*** Begin section ***

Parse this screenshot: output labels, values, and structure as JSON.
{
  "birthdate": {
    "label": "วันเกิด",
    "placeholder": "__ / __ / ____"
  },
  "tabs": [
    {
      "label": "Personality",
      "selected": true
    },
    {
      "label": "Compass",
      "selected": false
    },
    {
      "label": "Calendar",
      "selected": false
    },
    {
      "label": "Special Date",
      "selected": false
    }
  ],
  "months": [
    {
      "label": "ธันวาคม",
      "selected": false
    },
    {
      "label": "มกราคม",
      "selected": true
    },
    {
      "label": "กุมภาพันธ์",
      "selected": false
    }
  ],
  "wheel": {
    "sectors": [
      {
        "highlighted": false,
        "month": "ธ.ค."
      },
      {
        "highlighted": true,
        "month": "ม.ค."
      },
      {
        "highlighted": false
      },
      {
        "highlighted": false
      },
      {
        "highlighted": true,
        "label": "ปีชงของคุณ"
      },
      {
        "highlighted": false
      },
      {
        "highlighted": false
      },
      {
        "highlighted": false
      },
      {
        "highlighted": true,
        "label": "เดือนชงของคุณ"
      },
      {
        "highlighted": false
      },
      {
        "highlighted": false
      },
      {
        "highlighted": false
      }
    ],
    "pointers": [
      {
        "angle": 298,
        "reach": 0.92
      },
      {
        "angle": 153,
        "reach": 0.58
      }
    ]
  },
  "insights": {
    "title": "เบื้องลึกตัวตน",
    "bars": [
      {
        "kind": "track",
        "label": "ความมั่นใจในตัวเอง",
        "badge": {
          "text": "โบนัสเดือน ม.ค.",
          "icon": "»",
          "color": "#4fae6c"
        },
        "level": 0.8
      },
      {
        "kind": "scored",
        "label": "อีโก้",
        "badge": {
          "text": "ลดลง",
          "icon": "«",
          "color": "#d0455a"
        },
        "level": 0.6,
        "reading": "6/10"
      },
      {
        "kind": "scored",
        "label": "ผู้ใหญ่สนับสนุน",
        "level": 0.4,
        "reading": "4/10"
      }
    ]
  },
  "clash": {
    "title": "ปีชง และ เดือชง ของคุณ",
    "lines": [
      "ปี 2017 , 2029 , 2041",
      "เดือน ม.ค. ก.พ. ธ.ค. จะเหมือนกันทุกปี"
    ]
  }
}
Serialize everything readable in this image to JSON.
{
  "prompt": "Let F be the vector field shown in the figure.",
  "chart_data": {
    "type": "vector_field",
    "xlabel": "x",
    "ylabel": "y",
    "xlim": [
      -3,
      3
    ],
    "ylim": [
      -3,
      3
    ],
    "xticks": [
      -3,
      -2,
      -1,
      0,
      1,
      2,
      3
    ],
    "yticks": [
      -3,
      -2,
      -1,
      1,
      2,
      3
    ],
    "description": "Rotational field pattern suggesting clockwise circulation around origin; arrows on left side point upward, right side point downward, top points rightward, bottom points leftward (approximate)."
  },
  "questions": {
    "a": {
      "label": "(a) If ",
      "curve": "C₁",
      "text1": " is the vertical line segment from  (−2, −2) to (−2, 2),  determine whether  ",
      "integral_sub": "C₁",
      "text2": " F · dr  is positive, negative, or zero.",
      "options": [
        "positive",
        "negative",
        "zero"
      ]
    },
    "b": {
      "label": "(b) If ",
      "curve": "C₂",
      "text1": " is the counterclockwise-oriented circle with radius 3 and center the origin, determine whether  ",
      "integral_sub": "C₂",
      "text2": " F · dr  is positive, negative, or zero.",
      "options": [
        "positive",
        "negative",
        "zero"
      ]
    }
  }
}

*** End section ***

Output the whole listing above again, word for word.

Parse this screenshot: output labels, values, and structure as JSON.
{
  "birthdate": {
    "label": "วันเกิด",
    "placeholder": "__ / __ / ____"
  },
  "tabs": [
    {
      "label": "Personality",
      "selected": true
    },
    {
      "label": "Compass",
      "selected": false
    },
    {
      "label": "Calendar",
      "selected": false
    },
    {
      "label": "Special Date",
      "selected": false
    }
  ],
  "months": [
    {
      "label": "ธันวาคม",
      "selected": false
    },
    {
      "label": "มกราคม",
      "selected": true
    },
    {
      "label": "กุมภาพันธ์",
      "selected": false
    }
  ],
  "wheel": {
    "sectors": [
      {
        "highlighted": false,
        "month": "ธ.ค."
      },
      {
        "highlighted": true,
        "month": "ม.ค."
      },
      {
        "highlighted": false
      },
      {
        "highlighted": false
      },
      {
        "highlighted": true,
        "label": "ปีชงของคุณ"
      },
      {
        "highlighted": false
      },
      {
        "highlighted": false
      },
      {
        "highlighted": false
      },
      {
        "highlighted": true,
        "label": "เดือนชงของคุณ"
      },
      {
        "highlighted": false
      },
      {
        "highlighted": false
      },
      {
        "highlighted": false
      }
    ],
    "pointers": [
      {
        "angle": 298,
        "reach": 0.92
      },
      {
        "angle": 153,
        "reach": 0.58
      }
    ]
  },
  "insights": {
    "title": "เบื้องลึกตัวตน",
    "bars": [
      {
        "kind": "track",
        "label": "ความมั่นใจในตัวเอง",
        "badge": {
          "text": "โบนัสเดือน ม.ค.",
          "icon": "»",
          "color": "#4fae6c"
        },
        "level": 0.8
      },
      {
        "kind": "scored",
        "label": "อีโก้",
        "badge": {
          "text": "ลดลง",
          "icon": "«",
          "color": "#d0455a"
        },
        "level": 0.6,
        "reading": "6/10"
      },
      {
        "kind": "scored",
        "label": "ผู้ใหญ่สนับสนุน",
        "level": 0.4,
        "reading": "4/10"
      }
    ]
  },
  "clash": {
    "title": "ปีชง และ เดือชง ของคุณ",
    "lines": [
      "ปี 2017 , 2029 , 2041",
      "เดือน ม.ค. ก.พ. ธ.ค. จะเหมือนกันทุกปี"
    ]
  }
}
Serialize everything readable in this image to JSON.
{
  "prompt": "Let F be the vector field shown in the figure.",
  "chart_data": {
    "type": "vector_field",
    "xlabel": "x",
    "ylabel": "y",
    "xlim": [
      -3,
      3
    ],
    "ylim": [
      -3,
      3
    ],
    "xticks": [
      -3,
      -2,
      -1,
      0,
      1,
      2,
      3
    ],
    "yticks": [
      -3,
      -2,
      -1,
      1,
      2,
      3
    ],
    "description": "Rotational field pattern suggesting clockwise circulation around origin; arrows on left side point upward, right side point downward, top points rightward, bottom points leftward (approximate)."
  },
  "questions": {
    "a": {
      "label": "(a) If ",
      "curve": "C₁",
      "text1": " is the vertical line segment from  (−2, −2) to (−2, 2),  determine whether  ",
      "integral_sub": "C₁",
      "text2": " F · dr  is positive, negative, or zero.",
      "options": [
        "positive",
        "negative",
        "zero"
      ]
    },
    "b": {
      "label": "(b) If ",
      "curve": "C₂",
      "text1": " is the counterclockwise-oriented circle with radius 3 and center the origin, determine whether  ",
      "integral_sub": "C₂",
      "text2": " F · dr  is positive, negative, or zero.",
      "options": [
        "positive",
        "negative",
        "zero"
      ]
    }
  }
}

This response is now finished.